  2. Hear Hear Phil Hatton. Schools started (unsuccessfully) delivering vocational qualifications/apprenticeships but soon dropped them when they no longer contributed to the achievements they were targeted with.
    Most schools that dabble/dabbled with vocational qualifications are the ones that struggle reaching decent A-C grade GCSEs (particularly in Maths and English) and need to generate their income/success rates one way or another.
    If the government invested in quality training providers (offering the same capital funding as colleges for example) instead of investing and re-investing in failing schools and colleges – learners would at least have some chance of success after leaving school.

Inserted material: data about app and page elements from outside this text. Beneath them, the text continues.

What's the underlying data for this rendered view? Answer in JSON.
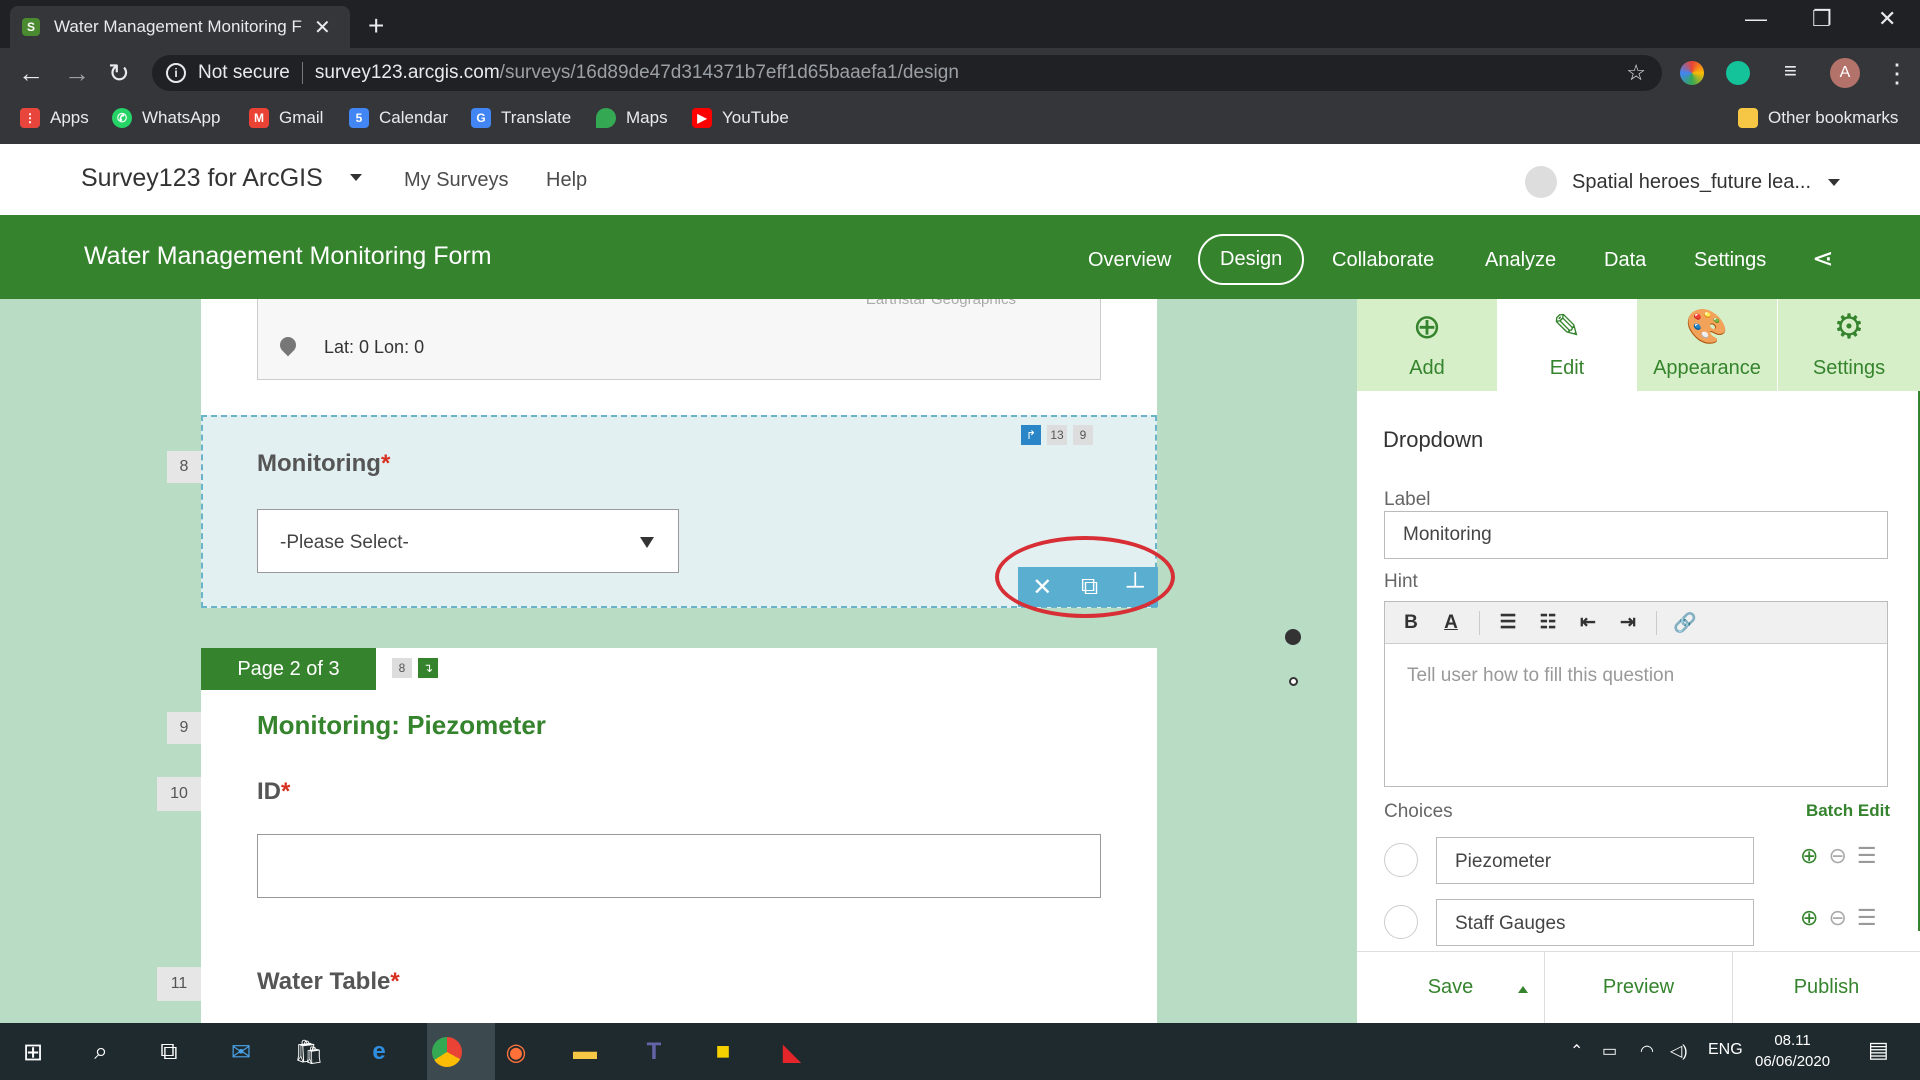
{
  "browser": {
    "tab_title": "Water Management Monitoring F",
    "tab_close": "✕",
    "new_tab": "+",
    "security_label": "Not secure",
    "url_host": "survey123.arcgis.com",
    "url_path": "/surveys/16d89de47d314371b7eff1d65baaefa1/design",
    "profile_initial": "A",
    "window_controls": [
      "—",
      "❐",
      "✕"
    ],
    "bookmarks": [
      "Apps",
      "WhatsApp",
      "Gmail",
      "Calendar",
      "Translate",
      "Maps",
      "YouTube"
    ],
    "other_bookmarks": "Other bookmarks"
  },
  "app": {
    "brand": "Survey123 for ArcGIS",
    "nav": [
      "My Surveys",
      "Help"
    ],
    "user": "Spatial heroes_future lea..."
  },
  "form_bar": {
    "title": "Water Management Monitoring Form",
    "tabs": [
      "Overview",
      "Design",
      "Collaborate",
      "Analyze",
      "Data",
      "Settings"
    ],
    "active_tab": "Design"
  },
  "canvas": {
    "map_attribution": "Earthstar Geographics",
    "latlon": "Lat: 0 Lon: 0",
    "q8": {
      "num": "8",
      "label": "Monitoring",
      "req": "*",
      "placeholder": "-Please Select-",
      "badges": [
        "13",
        "9"
      ]
    },
    "page_tag": "Page 2 of 3",
    "page_badge": "8",
    "q9": {
      "num": "9",
      "label": "Monitoring: Piezometer"
    },
    "q10": {
      "num": "10",
      "label": "ID",
      "req": "*"
    },
    "q11": {
      "num": "11",
      "label": "Water Table",
      "req": "*"
    }
  },
  "panel": {
    "tabs": [
      "Add",
      "Edit",
      "Appearance",
      "Settings"
    ],
    "active_tab": "Edit",
    "title": "Dropdown",
    "label_caption": "Label",
    "label_value": "Monitoring",
    "hint_caption": "Hint",
    "hint_placeholder": "Tell user how to fill this question",
    "choices_caption": "Choices",
    "batch_edit": "Batch Edit",
    "choices": [
      "Piezometer",
      "Staff Gauges"
    ],
    "footer": [
      "Save",
      "Preview",
      "Publish"
    ]
  },
  "taskbar": {
    "language": "ENG",
    "time": "08.11",
    "date": "06/06/2020"
  },
  "colors": {
    "brand_green": "#35842d",
    "selection_blue": "#5aaed0",
    "annotation_red": "#d72f35",
    "canvas_bg": "#b8dcc4"
  }
}
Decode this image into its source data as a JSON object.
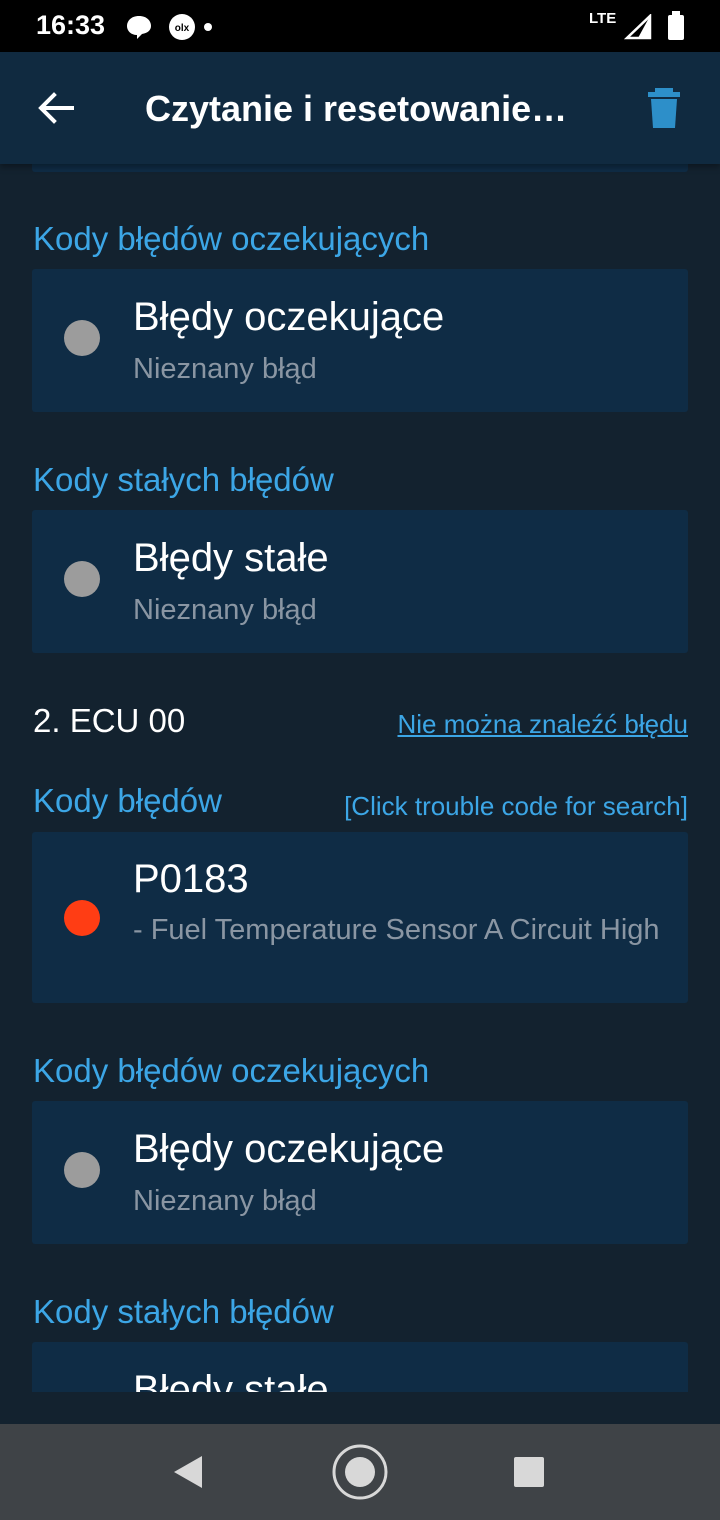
{
  "status_bar": {
    "time": "16:33",
    "network": "LTE",
    "icons": [
      "chat-bubble-icon",
      "olx-icon",
      "notification-dot-icon",
      "signal-icon",
      "battery-icon"
    ]
  },
  "app_bar": {
    "title": "Czytanie i resetowanie…",
    "back_icon": "arrow-left-icon",
    "delete_icon": "trash-icon"
  },
  "content": {
    "ecu1_pending_header": "Kody błędów oczekujących",
    "ecu1_pending_card": {
      "title": "Błędy oczekujące",
      "subtitle": "Nieznany błąd",
      "status": "gray"
    },
    "ecu1_permanent_header": "Kody stałych błędów",
    "ecu1_permanent_card": {
      "title": "Błędy stałe",
      "subtitle": "Nieznany błąd",
      "status": "gray"
    },
    "ecu2": {
      "title": "2. ECU 00",
      "link": "Nie można znaleźć błędu",
      "codes_header": "Kody błędów",
      "codes_hint": "[Click trouble code for search]",
      "code_card": {
        "code": "P0183",
        "description": " - Fuel Temperature Sensor A Circuit High",
        "status": "red"
      },
      "pending_header": "Kody błędów oczekujących",
      "pending_card": {
        "title": "Błędy oczekujące",
        "subtitle": "Nieznany błąd",
        "status": "gray"
      },
      "permanent_header": "Kody stałych błędów",
      "permanent_card": {
        "title": "Błędy stałe"
      }
    }
  },
  "nav_bar": {
    "buttons": [
      "nav-back-icon",
      "nav-home-icon",
      "nav-recents-icon"
    ]
  },
  "colors": {
    "background": "#13222f",
    "card": "#0f2c45",
    "app_bar": "#102a40",
    "accent": "#3ca6e6",
    "error": "#ff3d14",
    "inactive": "#9c9c9c"
  }
}
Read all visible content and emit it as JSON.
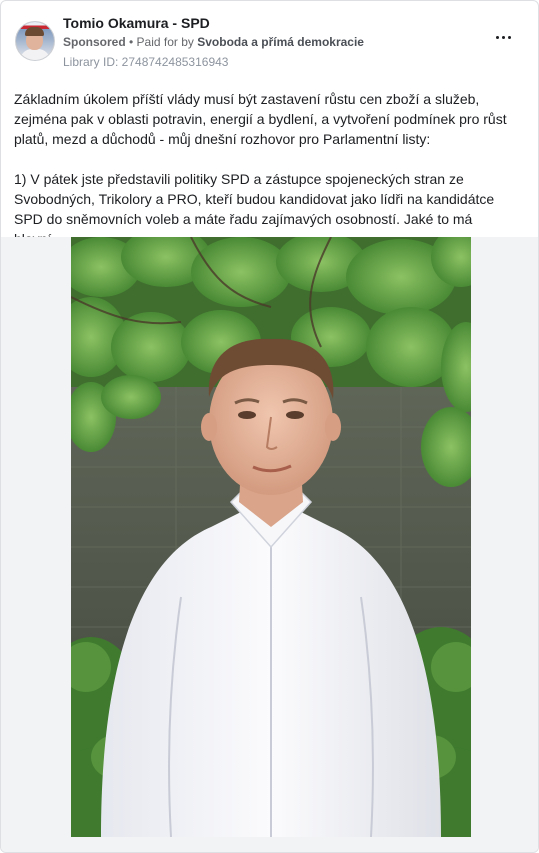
{
  "post": {
    "page_name": "Tomio Okamura - SPD",
    "sponsored_label": "Sponsored",
    "paid_for_prefix": " • Paid for by ",
    "paid_for_by": "Svoboda a přímá demokracie",
    "library_id": "Library ID: 2748742485316943",
    "text_paragraph_1": "Základním úkolem příští vlády musí být zastavení růstu cen zboží a služeb, zejména pak v oblasti potravin, energií a bydlení, a vytvoření podmínek pro růst platů, mezd a důchodů - můj dnešní rozhovor pro Parlamentní listy:",
    "text_paragraph_2": "1) V pátek jste představili politiky SPD a zástupce spojeneckých stran ze Svobodných, Trikolory a PRO, kteří budou kandidovat jako lídři na kandidátce SPD do sněmovních voleb a máte řadu zajímavých osobností. Jaké to má hlavní…"
  },
  "icons": {
    "avatar": "profile-picture",
    "more": "more-options-icon"
  }
}
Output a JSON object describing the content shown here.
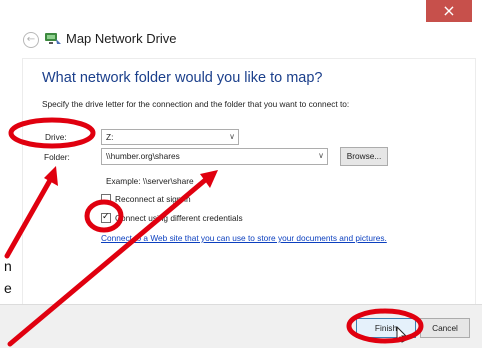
{
  "window": {
    "title": "Map Network Drive",
    "close_glyph": "×",
    "back_glyph": "←"
  },
  "dialog": {
    "heading": "What network folder would you like to map?",
    "instruction": "Specify the drive letter for the connection and the folder that you want to connect to:",
    "drive_label": "Drive:",
    "drive_value": "Z:",
    "folder_label": "Folder:",
    "folder_value": "\\\\humber.org\\shares",
    "browse_label": "Browse...",
    "example": "Example: \\\\server\\share",
    "reconnect_label": "Reconnect at sign-in",
    "reconnect_checked": false,
    "credentials_label": "Connect using different credentials",
    "credentials_checked": true,
    "link_text": "Connect to a Web site that you can use to store your documents and pictures."
  },
  "footer": {
    "finish_label": "Finish",
    "cancel_label": "Cancel"
  },
  "background_fragments": {
    "line1": "n",
    "line2": "e"
  },
  "icons": {
    "back": "back-arrow-icon",
    "title": "network-drive-icon",
    "close": "close-icon",
    "chevron": "chevron-down-icon",
    "cursor": "mouse-pointer-icon"
  },
  "colors": {
    "close": "#c7504b",
    "heading": "#1b3f8b",
    "link": "#0b3fbf",
    "annotation": "#e0000f"
  }
}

    The government should also impose (in statute) the requirement of schools to offer impartial Advice and Guidance. Advice and Guidance should also be made a limiting grade in Ofsted inspections for schools.